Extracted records
····················

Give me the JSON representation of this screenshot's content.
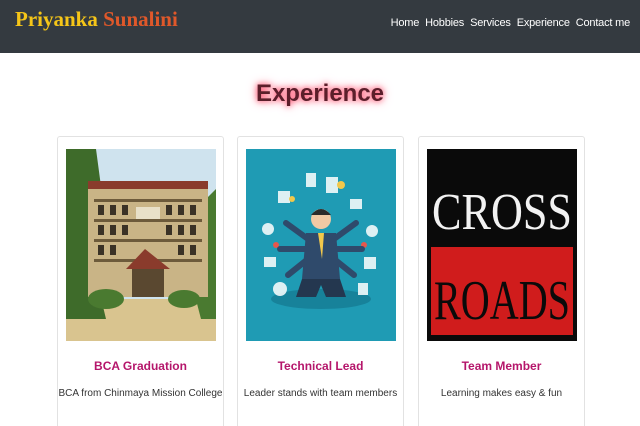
{
  "brand": {
    "first": "Priyanka",
    "last": "Sunalini"
  },
  "nav": [
    "Home",
    "Hobbies",
    "Services",
    "Experience",
    "Contact me"
  ],
  "section": {
    "title": "Experience"
  },
  "cards": [
    {
      "title": "BCA Graduation",
      "text": "BCA from Chinmaya Mission College",
      "image_icon": "college-building-photo"
    },
    {
      "title": "Technical Lead",
      "text": "Leader stands with team members",
      "image_icon": "multitasking-leader-illustration"
    },
    {
      "title": "Team Member",
      "text": "Learning makes easy & fun",
      "image_icon": "cross-roads-sign"
    }
  ],
  "cross_roads": {
    "line1": "CROSS",
    "line2": "ROADS"
  },
  "colors": {
    "navbar": "#343a40",
    "brand_first": "#f5c518",
    "brand_last": "#e0582a",
    "card_title": "#b5166b"
  }
}
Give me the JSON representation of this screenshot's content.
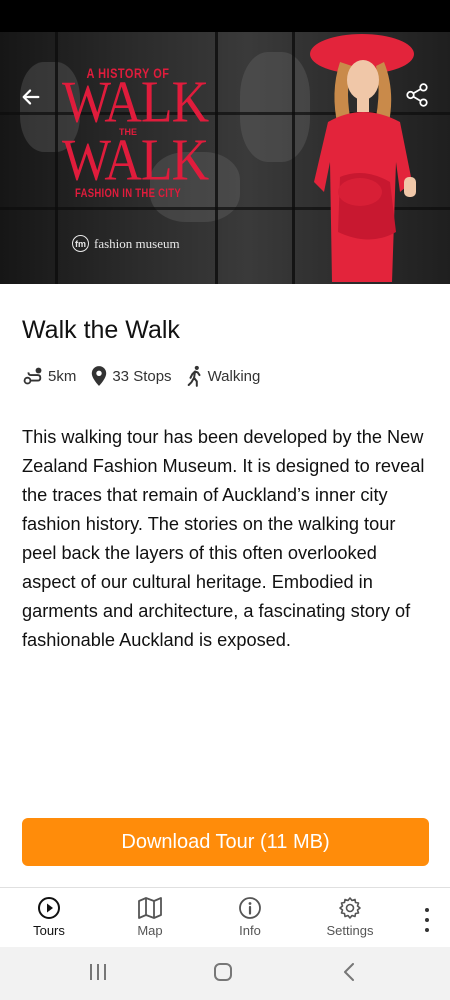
{
  "hero": {
    "poster_top": "A HISTORY OF",
    "poster_walk1": "WALK",
    "poster_the": "THE",
    "poster_walk2": "WALK",
    "poster_sub": "FASHION IN THE CITY",
    "museum_mark": "fm",
    "museum_name": "fashion museum"
  },
  "tour": {
    "title": "Walk the Walk",
    "distance": "5km",
    "stops": "33 Stops",
    "mode": "Walking",
    "description": "This walking tour has been developed by the New Zealand Fashion Museum. It is designed to reveal the traces that remain of Auckland’s inner city fashion history. The stories on the walking tour peel back the layers of this often overlooked aspect of our cultural heritage. Embodied in garments and architecture, a fascinating story of fashionable Auckland is exposed.",
    "download_label": "Download Tour (11 MB)"
  },
  "nav": {
    "tours": "Tours",
    "map": "Map",
    "info": "Info",
    "settings": "Settings"
  },
  "colors": {
    "accent": "#ff8c0a",
    "poster_red": "#e01c3c",
    "dress_red": "#e3243b"
  },
  "icons": [
    "back-arrow-icon",
    "share-icon",
    "route-icon",
    "location-pin-icon",
    "walking-icon",
    "play-circle-icon",
    "map-icon",
    "info-icon",
    "gear-icon",
    "more-vert-icon"
  ]
}
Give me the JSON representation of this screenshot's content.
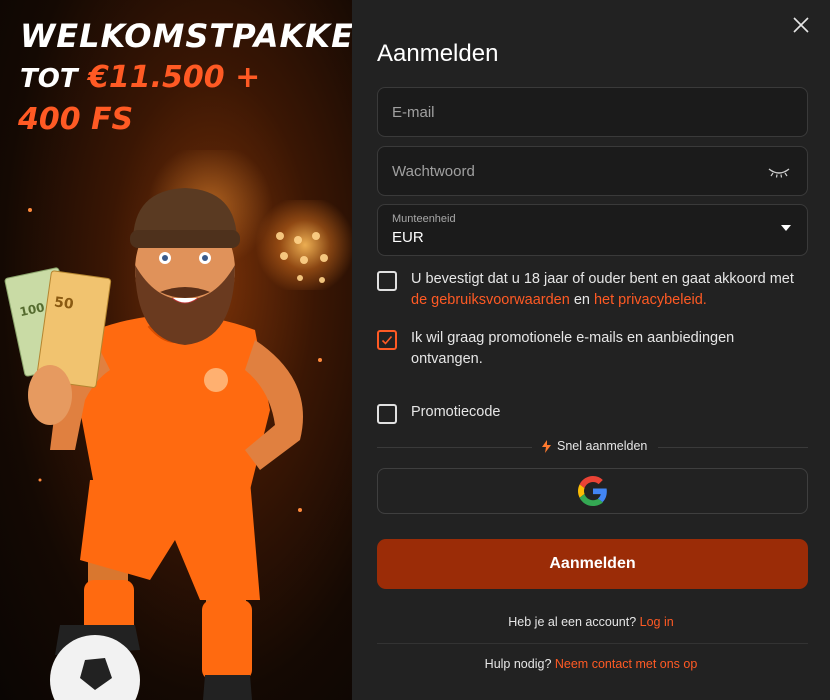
{
  "promo": {
    "title": "WELKOMSTPAKKET",
    "line1_prefix": "TOT",
    "line1_amount": "€11.500 +",
    "line2": "400 FS",
    "banknote_small": "100",
    "banknote_large": "50"
  },
  "form": {
    "title": "Aanmelden",
    "email_placeholder": "E-mail",
    "password_placeholder": "Wachtwoord",
    "currency_label": "Munteenheid",
    "currency_value": "EUR",
    "age_terms": {
      "text_before": "U bevestigt dat u 18 jaar of ouder bent en gaat akkoord met ",
      "terms_link": "de gebruiksvoorwaarden",
      "text_middle": " en ",
      "privacy_link": "het privacybeleid.",
      "checked": false
    },
    "promo_emails": {
      "label": "Ik wil graag promotionele e-mails en aanbiedingen ontvangen.",
      "checked": true
    },
    "promo_code": {
      "label": "Promotiecode",
      "checked": false
    },
    "fast_signup_label": "Snel aanmelden",
    "submit_label": "Aanmelden",
    "have_account_text": "Heb je al een account?",
    "login_link": "Log in",
    "help_text": "Hulp nodig?",
    "contact_link": "Neem contact met ons op"
  },
  "colors": {
    "accent": "#ff5a24",
    "submit_bg": "#9b2c07",
    "panel_bg": "#222222",
    "field_bg": "#1b1b1b"
  },
  "icons": [
    "close-icon",
    "eye-closed-icon",
    "chevron-down-icon",
    "checkmark-icon",
    "lightning-icon",
    "google-icon"
  ]
}
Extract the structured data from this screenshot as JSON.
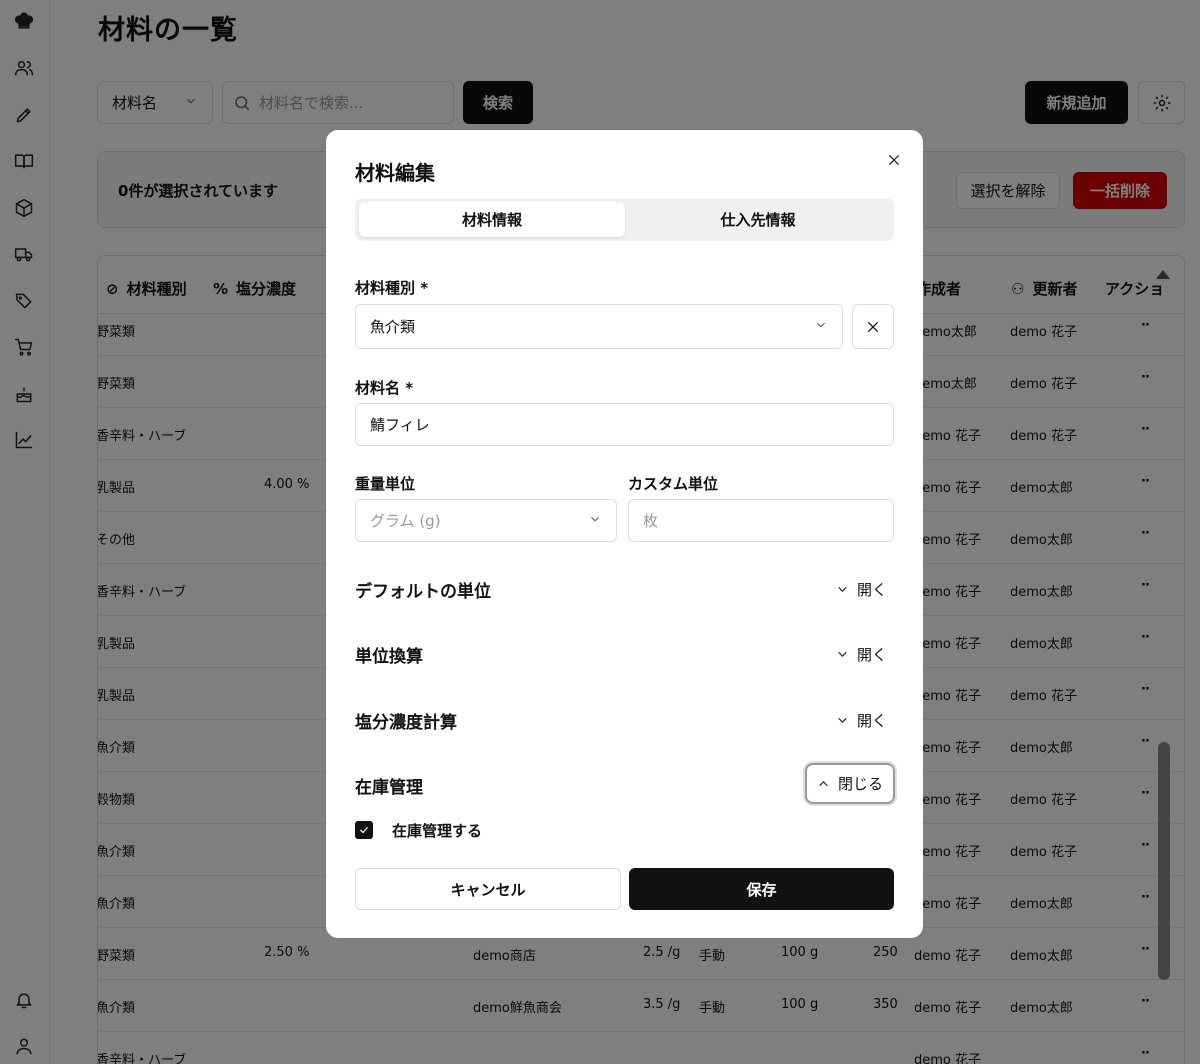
{
  "page": {
    "title": "材料の一覧",
    "filter_select": "材料名",
    "search_placeholder": "材料名で検索...",
    "search_button": "検索",
    "new_button": "新規追加",
    "selection_count": "0件が選択されています",
    "deselect_button": "選択を解除",
    "bulk_delete_button": "一括削除"
  },
  "sidebar_icons": [
    "chef-hat-icon",
    "users-icon",
    "pen-icon",
    "book-icon",
    "box-icon",
    "truck-icon",
    "tags-icon",
    "cart-icon",
    "cake-icon",
    "chart-icon",
    "bell-icon",
    "user-icon"
  ],
  "table": {
    "headers": {
      "category": "材料種別",
      "salt": "塩分濃度",
      "creator": "作成者",
      "updater": "更新者",
      "action": "アクショ"
    },
    "rows": [
      {
        "category": "野菜類",
        "salt": "",
        "supplier": "",
        "price": "",
        "mode": "",
        "qty": "",
        "total": "",
        "creator": "demo太郎",
        "updater": "demo 花子"
      },
      {
        "category": "野菜類",
        "salt": "",
        "supplier": "",
        "price": "",
        "mode": "",
        "qty": "",
        "total": "",
        "creator": "demo太郎",
        "updater": "demo 花子"
      },
      {
        "category": "香辛料・ハーブ",
        "salt": "",
        "supplier": "",
        "price": "",
        "mode": "",
        "qty": "",
        "total": "",
        "creator": "demo 花子",
        "updater": "demo 花子"
      },
      {
        "category": "乳製品",
        "salt": "4.00 %",
        "supplier": "",
        "price": "",
        "mode": "",
        "qty": "",
        "total": "",
        "creator": "demo 花子",
        "updater": "demo太郎"
      },
      {
        "category": "その他",
        "salt": "",
        "supplier": "",
        "price": "",
        "mode": "",
        "qty": "",
        "total": "",
        "creator": "demo 花子",
        "updater": "demo太郎"
      },
      {
        "category": "香辛料・ハーブ",
        "salt": "",
        "supplier": "",
        "price": "",
        "mode": "",
        "qty": "",
        "total": "",
        "creator": "demo 花子",
        "updater": "demo太郎"
      },
      {
        "category": "乳製品",
        "salt": "",
        "supplier": "",
        "price": "",
        "mode": "",
        "qty": "",
        "total": "",
        "creator": "demo 花子",
        "updater": "demo太郎"
      },
      {
        "category": "乳製品",
        "salt": "",
        "supplier": "",
        "price": "",
        "mode": "",
        "qty": "",
        "total": "",
        "creator": "demo 花子",
        "updater": "demo 花子"
      },
      {
        "category": "魚介類",
        "salt": "",
        "supplier": "",
        "price": "",
        "mode": "",
        "qty": "",
        "total": "",
        "creator": "demo 花子",
        "updater": "demo太郎"
      },
      {
        "category": "穀物類",
        "salt": "",
        "supplier": "",
        "price": "",
        "mode": "",
        "qty": "",
        "total": "",
        "creator": "demo 花子",
        "updater": "demo 花子"
      },
      {
        "category": "魚介類",
        "salt": "",
        "supplier": "",
        "price": "",
        "mode": "",
        "qty": "",
        "total": "",
        "creator": "demo 花子",
        "updater": "demo 花子"
      },
      {
        "category": "魚介類",
        "salt": "",
        "supplier": "",
        "price": "",
        "mode": "",
        "qty": "",
        "total": "",
        "creator": "demo 花子",
        "updater": "demo太郎"
      },
      {
        "category": "野菜類",
        "salt": "2.50 %",
        "supplier": "demo商店",
        "price": "2.5 /g",
        "mode": "手動",
        "qty": "100 g",
        "total": "250",
        "creator": "demo 花子",
        "updater": "demo太郎"
      },
      {
        "category": "魚介類",
        "salt": "",
        "supplier": "demo鮮魚商会",
        "price": "3.5 /g",
        "mode": "手動",
        "qty": "100 g",
        "total": "350",
        "creator": "demo 花子",
        "updater": "demo太郎"
      },
      {
        "category": "香辛料・ハーブ",
        "salt": "",
        "supplier": "",
        "price": "",
        "mode": "",
        "qty": "",
        "total": "",
        "creator": "demo 花子",
        "updater": ""
      }
    ]
  },
  "modal": {
    "title": "材料編集",
    "tab_info": "材料情報",
    "tab_supplier": "仕入先情報",
    "category_label": "材料種別 *",
    "category_value": "魚介類",
    "name_label": "材料名 *",
    "name_value": "鯖フィレ",
    "weight_unit_label": "重量単位",
    "weight_unit_value": "グラム (g)",
    "custom_unit_label": "カスタム単位",
    "custom_unit_placeholder": "枚",
    "sections": {
      "default_unit": "デフォルトの単位",
      "unit_conversion": "単位換算",
      "salt_calc": "塩分濃度計算",
      "inventory": "在庫管理"
    },
    "open_label": "開く",
    "close_label": "閉じる",
    "inventory_checkbox_label": "在庫管理する",
    "inventory_checked": true,
    "cancel_button": "キャンセル",
    "save_button": "保存"
  }
}
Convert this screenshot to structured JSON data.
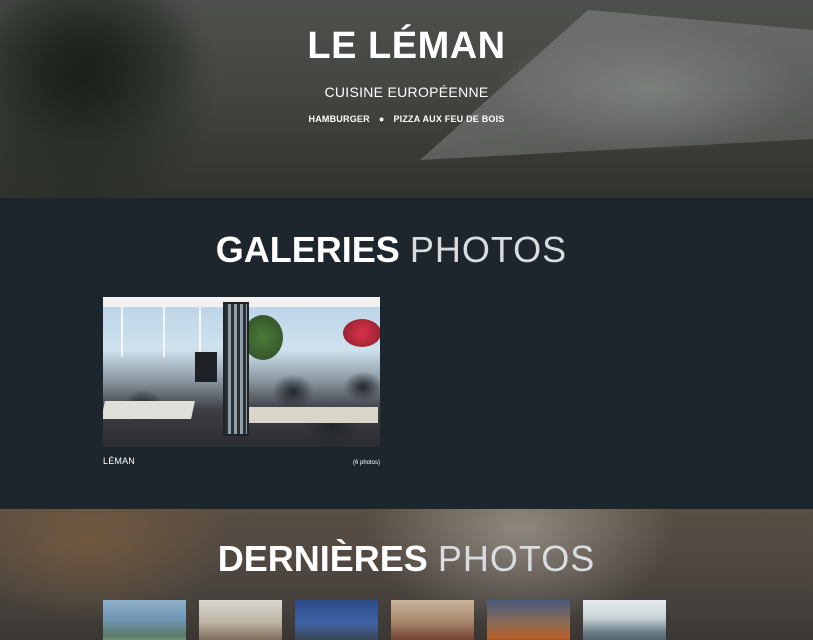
{
  "hero": {
    "title": "LE LÉMAN",
    "subtitle": "CUISINE EUROPÉENNE",
    "tags": [
      "HAMBURGER",
      "PIZZA AUX FEU DE BOIS"
    ],
    "separator": "●"
  },
  "gallery_section": {
    "heading_bold": "GALERIES",
    "heading_light": "PHOTOS",
    "albums": [
      {
        "name": "LÉMAN",
        "count": "(6 photos)"
      }
    ]
  },
  "latest_section": {
    "heading_bold": "DERNIÈRES",
    "heading_light": "PHOTOS",
    "thumbnail_count": 6
  }
}
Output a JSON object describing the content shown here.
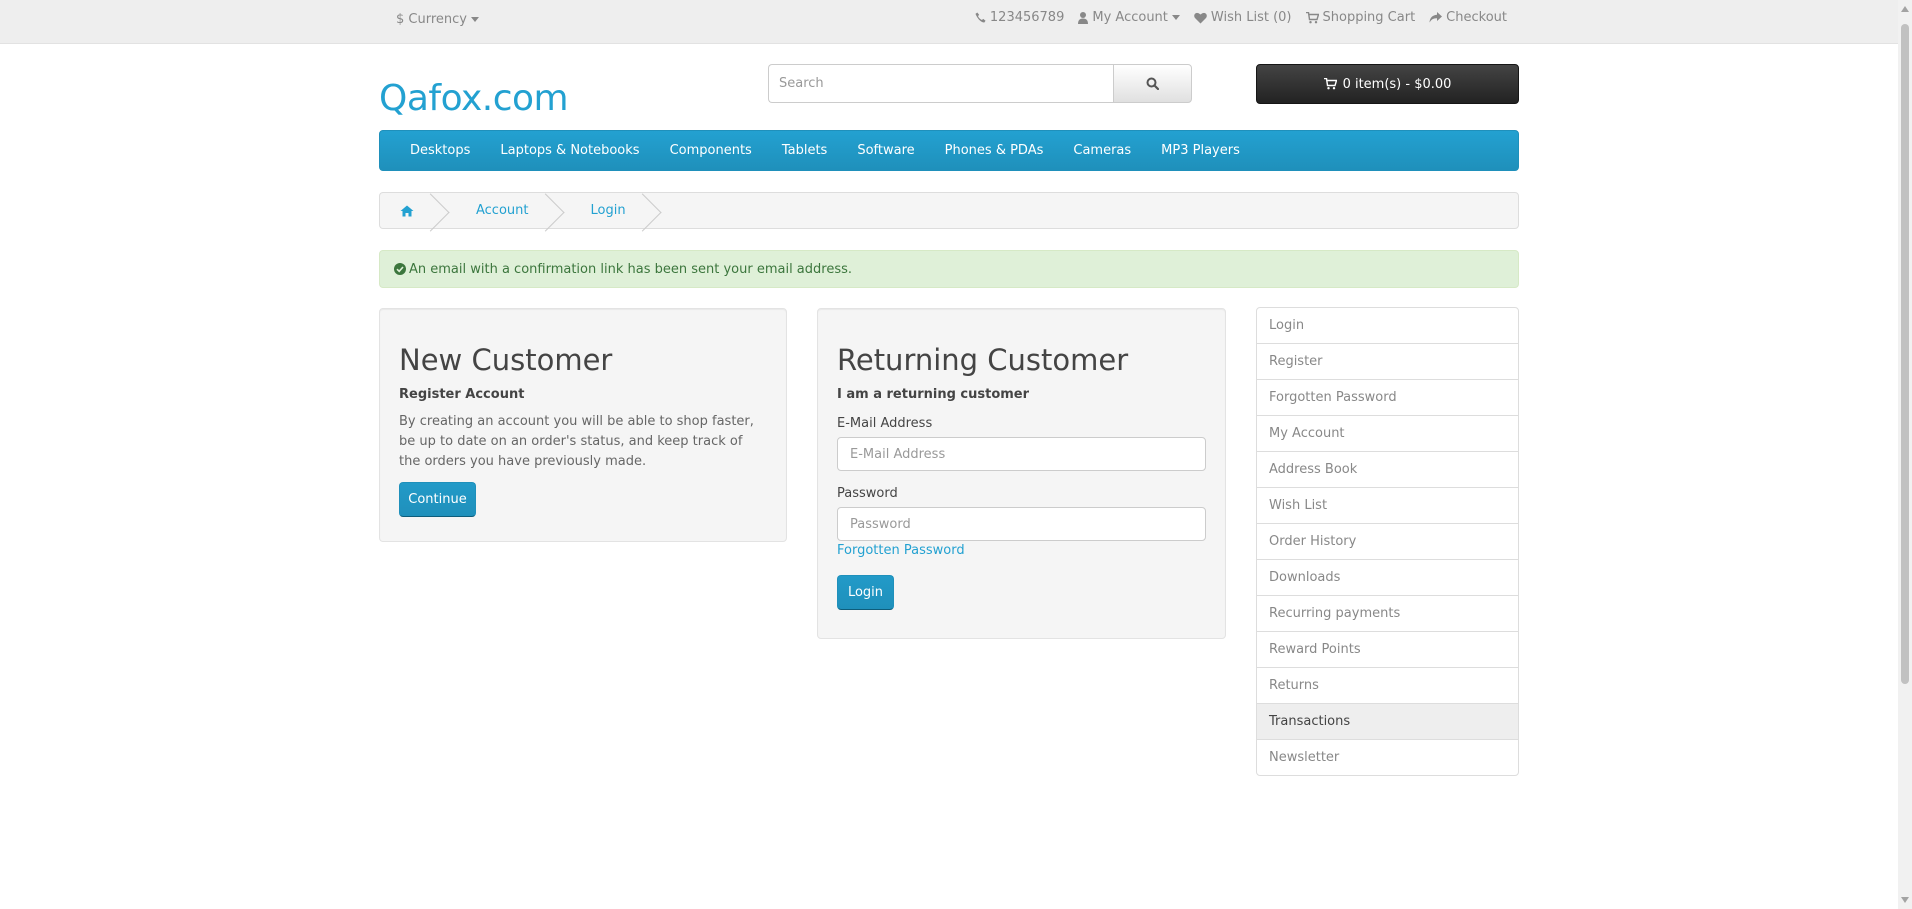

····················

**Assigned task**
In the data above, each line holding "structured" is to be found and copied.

**Output**
Extract the structured data from this screenshot as JSON.
Convert this screenshot to structured JSON data.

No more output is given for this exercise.